App and web page records:
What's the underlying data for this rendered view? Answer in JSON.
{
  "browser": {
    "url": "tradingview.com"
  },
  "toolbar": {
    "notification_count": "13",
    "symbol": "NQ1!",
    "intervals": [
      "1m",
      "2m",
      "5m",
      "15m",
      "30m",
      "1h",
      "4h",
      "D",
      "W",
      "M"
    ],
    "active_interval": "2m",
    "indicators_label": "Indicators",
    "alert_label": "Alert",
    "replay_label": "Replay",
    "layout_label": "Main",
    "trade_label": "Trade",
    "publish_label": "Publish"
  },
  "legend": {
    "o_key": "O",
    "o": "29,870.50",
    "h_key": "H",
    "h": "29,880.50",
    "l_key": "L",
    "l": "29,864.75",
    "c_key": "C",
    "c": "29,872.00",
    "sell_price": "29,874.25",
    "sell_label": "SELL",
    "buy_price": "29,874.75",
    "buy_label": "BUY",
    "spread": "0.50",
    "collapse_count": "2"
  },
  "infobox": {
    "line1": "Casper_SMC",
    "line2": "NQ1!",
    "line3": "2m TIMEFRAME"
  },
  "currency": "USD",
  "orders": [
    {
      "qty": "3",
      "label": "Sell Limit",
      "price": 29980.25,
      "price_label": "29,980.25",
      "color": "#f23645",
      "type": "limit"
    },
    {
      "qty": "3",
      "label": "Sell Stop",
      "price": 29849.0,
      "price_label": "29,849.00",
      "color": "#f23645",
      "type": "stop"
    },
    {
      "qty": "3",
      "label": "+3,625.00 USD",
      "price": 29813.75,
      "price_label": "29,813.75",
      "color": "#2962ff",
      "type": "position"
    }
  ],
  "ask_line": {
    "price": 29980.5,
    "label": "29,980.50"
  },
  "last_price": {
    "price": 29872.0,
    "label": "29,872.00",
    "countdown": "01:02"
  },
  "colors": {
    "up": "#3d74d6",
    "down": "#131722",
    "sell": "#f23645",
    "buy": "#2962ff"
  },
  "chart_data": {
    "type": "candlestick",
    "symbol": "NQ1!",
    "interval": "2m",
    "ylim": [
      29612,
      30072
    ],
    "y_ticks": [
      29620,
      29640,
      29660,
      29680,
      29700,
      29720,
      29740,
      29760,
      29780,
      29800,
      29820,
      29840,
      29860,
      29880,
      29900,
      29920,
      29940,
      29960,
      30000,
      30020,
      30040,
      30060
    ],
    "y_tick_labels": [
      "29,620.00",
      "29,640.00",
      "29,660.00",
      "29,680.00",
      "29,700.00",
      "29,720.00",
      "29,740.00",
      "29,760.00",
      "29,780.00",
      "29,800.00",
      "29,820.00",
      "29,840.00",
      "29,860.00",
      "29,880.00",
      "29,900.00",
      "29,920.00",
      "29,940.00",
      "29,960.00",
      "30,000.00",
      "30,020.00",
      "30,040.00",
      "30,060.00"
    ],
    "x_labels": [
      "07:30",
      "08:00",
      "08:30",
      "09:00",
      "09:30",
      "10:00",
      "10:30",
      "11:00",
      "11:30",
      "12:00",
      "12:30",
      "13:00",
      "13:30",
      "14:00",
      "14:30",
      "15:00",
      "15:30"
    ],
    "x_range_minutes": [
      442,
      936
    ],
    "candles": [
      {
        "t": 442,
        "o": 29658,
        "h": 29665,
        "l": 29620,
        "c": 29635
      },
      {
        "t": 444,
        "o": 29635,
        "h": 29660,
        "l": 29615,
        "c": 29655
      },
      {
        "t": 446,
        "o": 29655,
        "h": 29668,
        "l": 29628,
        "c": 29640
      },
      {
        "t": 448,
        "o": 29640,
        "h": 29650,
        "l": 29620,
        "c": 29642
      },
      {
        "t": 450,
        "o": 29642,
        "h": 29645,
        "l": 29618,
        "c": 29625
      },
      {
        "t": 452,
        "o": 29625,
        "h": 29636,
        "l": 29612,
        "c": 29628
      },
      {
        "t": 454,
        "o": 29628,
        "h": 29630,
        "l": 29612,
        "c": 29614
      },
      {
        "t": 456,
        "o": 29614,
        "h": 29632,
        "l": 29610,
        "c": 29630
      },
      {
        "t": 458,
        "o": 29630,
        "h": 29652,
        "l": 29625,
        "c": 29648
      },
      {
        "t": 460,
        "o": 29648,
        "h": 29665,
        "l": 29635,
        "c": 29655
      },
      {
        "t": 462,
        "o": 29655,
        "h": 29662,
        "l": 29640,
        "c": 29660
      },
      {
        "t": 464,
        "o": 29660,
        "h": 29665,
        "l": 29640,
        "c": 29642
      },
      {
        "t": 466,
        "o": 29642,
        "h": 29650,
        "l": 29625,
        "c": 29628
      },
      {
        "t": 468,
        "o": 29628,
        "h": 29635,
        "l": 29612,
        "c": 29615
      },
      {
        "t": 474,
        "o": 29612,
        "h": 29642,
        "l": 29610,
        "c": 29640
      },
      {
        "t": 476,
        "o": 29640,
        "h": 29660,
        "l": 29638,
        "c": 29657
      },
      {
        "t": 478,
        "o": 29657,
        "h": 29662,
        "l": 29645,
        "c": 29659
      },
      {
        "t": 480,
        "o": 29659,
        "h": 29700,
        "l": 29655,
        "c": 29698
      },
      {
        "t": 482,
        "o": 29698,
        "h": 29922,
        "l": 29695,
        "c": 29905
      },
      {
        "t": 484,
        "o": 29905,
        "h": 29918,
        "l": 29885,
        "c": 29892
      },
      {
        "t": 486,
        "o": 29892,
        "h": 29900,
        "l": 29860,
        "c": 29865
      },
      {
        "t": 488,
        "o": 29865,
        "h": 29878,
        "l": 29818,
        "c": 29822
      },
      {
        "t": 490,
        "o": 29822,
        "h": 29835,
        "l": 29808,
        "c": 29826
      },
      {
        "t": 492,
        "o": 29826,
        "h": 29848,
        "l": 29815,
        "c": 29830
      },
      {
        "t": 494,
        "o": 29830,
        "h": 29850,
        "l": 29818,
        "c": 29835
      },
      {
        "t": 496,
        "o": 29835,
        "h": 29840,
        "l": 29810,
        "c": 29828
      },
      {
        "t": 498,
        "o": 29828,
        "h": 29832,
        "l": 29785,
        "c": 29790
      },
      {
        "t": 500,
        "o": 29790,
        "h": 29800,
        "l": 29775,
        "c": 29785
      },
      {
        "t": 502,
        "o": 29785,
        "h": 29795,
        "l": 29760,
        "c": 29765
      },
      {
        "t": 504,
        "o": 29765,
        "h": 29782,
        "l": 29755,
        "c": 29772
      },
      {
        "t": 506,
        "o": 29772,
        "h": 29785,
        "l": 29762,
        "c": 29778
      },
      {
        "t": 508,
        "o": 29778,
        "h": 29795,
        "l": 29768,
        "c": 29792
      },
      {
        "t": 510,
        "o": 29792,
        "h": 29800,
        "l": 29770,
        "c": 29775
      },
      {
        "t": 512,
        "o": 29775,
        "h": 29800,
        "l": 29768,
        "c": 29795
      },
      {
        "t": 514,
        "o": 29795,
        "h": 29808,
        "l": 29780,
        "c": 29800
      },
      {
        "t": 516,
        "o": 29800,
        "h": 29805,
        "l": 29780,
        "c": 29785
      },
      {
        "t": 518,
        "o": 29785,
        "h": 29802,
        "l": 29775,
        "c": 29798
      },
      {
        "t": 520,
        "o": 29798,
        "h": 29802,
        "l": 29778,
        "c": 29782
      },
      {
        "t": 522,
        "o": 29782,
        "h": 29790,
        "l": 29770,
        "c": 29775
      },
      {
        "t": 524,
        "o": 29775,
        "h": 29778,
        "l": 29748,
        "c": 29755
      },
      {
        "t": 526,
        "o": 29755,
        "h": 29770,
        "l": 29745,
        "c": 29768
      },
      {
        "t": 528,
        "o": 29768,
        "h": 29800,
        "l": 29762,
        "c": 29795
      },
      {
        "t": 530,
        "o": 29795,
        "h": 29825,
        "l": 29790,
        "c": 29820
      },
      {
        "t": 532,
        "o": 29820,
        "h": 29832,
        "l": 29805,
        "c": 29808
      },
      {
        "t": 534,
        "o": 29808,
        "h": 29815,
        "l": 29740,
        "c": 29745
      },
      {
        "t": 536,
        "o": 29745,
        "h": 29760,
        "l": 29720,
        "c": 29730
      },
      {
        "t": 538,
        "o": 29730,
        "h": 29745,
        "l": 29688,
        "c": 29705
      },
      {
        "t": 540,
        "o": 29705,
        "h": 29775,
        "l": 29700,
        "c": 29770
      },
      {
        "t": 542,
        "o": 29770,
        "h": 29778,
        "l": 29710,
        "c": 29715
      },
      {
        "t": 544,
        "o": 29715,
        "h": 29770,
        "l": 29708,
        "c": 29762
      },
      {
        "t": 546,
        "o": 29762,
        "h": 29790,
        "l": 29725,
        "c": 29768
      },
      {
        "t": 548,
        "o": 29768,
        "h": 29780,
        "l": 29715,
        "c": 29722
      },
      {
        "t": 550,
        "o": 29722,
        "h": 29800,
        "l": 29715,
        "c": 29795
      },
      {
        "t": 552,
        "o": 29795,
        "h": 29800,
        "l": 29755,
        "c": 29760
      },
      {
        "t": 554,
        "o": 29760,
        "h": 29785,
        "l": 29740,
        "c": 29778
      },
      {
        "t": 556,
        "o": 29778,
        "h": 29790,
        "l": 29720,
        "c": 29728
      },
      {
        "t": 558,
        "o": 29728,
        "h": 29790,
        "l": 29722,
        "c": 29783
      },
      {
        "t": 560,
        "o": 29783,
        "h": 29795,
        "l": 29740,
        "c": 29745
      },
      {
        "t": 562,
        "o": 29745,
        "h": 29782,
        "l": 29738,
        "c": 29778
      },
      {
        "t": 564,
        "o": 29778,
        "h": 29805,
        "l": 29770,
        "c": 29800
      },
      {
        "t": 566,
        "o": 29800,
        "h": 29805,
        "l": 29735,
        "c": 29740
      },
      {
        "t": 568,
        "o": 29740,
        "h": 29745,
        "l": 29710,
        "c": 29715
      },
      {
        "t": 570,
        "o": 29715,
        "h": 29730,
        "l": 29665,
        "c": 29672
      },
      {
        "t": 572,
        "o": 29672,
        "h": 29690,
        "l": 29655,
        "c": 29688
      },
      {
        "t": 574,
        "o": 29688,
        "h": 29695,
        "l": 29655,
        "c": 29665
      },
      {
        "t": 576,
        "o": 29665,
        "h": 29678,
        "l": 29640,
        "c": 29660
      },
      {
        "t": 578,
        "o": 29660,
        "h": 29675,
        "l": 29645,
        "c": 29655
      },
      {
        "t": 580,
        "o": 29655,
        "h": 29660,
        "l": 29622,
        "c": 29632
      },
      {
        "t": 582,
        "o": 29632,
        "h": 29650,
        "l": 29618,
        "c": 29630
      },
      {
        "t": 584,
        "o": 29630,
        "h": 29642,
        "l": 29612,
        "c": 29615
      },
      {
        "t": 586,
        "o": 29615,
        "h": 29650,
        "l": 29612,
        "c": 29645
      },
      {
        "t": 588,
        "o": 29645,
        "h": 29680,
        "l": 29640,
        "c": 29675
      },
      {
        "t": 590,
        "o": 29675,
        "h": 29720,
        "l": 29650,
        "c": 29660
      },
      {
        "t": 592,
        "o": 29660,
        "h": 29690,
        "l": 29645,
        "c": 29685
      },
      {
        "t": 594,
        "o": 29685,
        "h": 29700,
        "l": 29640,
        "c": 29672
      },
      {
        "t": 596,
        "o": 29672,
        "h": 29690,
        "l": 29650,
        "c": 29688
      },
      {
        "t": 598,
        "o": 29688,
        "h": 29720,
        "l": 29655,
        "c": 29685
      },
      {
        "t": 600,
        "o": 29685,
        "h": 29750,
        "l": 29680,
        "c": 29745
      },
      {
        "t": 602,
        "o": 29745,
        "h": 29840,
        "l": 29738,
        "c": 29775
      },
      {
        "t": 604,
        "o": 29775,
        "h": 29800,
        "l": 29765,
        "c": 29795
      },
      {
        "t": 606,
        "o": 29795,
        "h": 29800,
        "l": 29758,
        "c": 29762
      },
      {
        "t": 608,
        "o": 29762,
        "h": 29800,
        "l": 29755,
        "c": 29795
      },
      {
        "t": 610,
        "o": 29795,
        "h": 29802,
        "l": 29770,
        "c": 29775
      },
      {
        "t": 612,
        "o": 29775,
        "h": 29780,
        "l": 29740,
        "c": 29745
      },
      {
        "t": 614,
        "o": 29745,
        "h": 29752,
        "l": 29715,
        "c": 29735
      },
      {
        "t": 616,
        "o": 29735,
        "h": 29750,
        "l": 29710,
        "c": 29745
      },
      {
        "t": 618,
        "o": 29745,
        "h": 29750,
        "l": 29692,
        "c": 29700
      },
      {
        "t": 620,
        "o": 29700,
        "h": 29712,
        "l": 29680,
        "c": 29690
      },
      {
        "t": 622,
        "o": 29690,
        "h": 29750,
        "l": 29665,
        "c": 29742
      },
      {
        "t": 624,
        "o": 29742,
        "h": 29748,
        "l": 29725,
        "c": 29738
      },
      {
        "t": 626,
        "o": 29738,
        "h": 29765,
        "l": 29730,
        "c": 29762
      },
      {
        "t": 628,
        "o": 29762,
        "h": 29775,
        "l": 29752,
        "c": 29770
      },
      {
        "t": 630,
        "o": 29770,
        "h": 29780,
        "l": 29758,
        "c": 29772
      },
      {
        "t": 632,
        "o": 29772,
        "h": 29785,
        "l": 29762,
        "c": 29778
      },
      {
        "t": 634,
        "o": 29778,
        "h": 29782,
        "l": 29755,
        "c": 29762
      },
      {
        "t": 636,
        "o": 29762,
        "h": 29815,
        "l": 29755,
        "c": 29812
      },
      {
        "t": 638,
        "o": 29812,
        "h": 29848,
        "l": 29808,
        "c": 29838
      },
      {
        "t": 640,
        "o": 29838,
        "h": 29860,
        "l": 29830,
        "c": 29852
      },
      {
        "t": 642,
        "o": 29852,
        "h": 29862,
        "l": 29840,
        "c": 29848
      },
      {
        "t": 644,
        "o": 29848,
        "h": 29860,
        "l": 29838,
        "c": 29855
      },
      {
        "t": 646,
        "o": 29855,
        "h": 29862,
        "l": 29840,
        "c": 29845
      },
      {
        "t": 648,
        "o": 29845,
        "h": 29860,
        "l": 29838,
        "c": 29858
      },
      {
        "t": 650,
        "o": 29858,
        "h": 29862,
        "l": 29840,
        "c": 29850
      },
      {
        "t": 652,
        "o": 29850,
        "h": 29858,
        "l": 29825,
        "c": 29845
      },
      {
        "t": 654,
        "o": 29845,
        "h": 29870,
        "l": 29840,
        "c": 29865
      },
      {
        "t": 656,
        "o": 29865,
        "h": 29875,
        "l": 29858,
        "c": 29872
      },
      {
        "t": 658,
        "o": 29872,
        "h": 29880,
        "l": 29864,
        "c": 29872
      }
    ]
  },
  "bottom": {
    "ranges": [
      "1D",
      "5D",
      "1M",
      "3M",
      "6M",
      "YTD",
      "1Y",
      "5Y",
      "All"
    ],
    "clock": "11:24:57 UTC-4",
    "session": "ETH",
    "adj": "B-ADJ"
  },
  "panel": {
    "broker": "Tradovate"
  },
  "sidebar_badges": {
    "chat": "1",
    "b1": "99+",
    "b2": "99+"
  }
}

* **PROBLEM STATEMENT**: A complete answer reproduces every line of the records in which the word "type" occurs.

* **THE ANSWER**:
      "type": "limit"
      "type": "stop"
      "type": "position"
    "type": "candlestick",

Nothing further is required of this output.